> **RECORDS**
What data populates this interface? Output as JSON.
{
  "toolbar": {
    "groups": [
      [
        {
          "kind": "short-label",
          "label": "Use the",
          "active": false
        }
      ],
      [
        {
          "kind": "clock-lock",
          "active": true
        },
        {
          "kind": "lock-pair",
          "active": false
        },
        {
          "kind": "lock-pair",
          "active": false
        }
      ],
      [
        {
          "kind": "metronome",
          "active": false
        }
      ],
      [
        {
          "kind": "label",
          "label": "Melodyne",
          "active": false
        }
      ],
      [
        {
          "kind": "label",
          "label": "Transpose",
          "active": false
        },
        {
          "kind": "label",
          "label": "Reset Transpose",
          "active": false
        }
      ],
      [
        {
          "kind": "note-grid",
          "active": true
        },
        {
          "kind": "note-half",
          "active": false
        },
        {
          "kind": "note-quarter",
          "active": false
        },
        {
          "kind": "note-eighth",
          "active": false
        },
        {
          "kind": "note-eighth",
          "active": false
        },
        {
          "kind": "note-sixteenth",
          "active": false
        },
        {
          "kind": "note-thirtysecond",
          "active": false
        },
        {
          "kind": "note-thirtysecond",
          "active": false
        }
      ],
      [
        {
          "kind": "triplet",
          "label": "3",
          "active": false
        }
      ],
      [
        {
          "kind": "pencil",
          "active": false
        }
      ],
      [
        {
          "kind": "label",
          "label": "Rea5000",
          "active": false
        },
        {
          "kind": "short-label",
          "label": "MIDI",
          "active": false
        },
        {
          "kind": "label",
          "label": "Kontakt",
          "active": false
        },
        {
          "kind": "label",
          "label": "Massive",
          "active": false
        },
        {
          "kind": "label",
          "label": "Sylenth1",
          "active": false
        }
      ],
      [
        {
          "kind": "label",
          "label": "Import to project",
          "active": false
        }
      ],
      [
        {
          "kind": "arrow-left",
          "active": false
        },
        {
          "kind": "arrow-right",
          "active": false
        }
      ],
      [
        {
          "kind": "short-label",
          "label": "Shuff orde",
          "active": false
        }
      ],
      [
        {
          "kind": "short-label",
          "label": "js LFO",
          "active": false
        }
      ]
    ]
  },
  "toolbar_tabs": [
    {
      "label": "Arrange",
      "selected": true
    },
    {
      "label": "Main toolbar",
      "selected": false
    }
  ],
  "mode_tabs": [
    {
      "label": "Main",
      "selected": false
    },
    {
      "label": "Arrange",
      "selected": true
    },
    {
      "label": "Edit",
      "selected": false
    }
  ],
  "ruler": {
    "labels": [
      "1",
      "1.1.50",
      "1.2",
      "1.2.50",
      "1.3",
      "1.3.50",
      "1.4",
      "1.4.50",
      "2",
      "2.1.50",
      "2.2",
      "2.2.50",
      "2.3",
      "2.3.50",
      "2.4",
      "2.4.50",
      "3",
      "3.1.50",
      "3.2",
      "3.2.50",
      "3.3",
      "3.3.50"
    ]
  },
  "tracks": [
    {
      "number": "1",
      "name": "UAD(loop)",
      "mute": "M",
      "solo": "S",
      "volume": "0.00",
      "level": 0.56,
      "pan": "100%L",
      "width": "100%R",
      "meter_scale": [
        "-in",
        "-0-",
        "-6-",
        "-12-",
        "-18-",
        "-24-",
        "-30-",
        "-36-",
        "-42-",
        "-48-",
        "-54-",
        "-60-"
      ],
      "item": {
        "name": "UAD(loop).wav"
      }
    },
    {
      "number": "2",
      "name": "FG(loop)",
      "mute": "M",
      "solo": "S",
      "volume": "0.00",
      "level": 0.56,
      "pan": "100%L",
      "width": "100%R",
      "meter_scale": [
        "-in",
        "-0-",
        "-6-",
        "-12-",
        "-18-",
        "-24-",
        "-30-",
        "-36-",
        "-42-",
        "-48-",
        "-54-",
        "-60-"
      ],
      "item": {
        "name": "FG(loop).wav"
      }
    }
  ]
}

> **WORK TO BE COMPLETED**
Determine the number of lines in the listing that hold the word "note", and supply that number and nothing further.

> **EXPECTED OUTPUT**
8